▼

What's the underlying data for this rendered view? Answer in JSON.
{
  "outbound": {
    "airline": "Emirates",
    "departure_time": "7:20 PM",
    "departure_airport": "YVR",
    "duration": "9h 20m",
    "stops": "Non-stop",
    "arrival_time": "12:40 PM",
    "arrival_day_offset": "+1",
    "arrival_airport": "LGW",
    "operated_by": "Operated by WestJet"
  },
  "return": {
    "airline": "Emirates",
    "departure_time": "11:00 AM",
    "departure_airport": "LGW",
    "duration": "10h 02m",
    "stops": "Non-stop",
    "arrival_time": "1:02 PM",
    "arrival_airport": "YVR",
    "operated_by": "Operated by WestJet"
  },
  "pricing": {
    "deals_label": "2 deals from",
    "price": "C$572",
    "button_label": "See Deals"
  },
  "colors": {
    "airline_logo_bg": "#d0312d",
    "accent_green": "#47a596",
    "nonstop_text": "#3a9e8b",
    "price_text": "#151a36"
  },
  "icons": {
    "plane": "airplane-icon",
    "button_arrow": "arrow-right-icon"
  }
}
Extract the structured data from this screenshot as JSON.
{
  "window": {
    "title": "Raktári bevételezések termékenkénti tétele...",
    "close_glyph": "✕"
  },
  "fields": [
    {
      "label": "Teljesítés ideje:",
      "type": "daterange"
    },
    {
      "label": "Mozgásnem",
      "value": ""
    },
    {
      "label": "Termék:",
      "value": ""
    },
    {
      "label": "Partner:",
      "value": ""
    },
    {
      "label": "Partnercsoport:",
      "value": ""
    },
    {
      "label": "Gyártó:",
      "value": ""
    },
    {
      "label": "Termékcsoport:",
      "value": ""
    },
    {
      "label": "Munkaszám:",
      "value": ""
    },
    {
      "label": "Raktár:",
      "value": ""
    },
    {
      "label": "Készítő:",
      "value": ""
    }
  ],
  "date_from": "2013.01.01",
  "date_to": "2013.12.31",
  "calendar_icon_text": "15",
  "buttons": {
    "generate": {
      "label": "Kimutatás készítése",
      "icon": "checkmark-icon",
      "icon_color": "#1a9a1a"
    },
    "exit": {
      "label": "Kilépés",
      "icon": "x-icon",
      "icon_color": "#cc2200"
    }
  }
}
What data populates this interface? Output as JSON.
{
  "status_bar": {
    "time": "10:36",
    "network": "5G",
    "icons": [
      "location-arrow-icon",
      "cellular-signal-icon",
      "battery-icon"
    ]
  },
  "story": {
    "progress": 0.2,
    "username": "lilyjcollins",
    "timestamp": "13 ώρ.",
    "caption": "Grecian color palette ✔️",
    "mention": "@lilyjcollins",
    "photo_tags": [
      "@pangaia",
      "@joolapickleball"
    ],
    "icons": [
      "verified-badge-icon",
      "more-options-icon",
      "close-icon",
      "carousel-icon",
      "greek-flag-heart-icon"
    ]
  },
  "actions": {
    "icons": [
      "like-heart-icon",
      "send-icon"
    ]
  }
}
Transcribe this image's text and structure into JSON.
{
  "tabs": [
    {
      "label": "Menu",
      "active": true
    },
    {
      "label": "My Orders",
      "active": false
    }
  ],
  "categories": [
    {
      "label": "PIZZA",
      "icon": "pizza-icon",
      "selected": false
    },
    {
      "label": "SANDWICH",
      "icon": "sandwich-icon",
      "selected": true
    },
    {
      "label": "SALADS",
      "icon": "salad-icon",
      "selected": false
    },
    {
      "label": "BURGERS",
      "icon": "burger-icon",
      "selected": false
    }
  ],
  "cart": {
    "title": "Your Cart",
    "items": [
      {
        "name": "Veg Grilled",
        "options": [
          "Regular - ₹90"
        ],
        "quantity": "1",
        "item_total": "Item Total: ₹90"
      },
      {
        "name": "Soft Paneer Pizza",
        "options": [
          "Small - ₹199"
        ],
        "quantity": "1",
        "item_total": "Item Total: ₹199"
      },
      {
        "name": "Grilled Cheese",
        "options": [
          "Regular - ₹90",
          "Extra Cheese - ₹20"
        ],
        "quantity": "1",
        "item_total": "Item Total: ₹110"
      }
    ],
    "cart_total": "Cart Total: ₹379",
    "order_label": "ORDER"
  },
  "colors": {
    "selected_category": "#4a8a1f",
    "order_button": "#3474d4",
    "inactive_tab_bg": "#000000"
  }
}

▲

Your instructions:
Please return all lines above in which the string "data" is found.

Response:
What's the underlying data for this rendered view? Answer in JSON.
Extract the structured data from this screenshot as JSON.
What data populates this interface? Output as JSON.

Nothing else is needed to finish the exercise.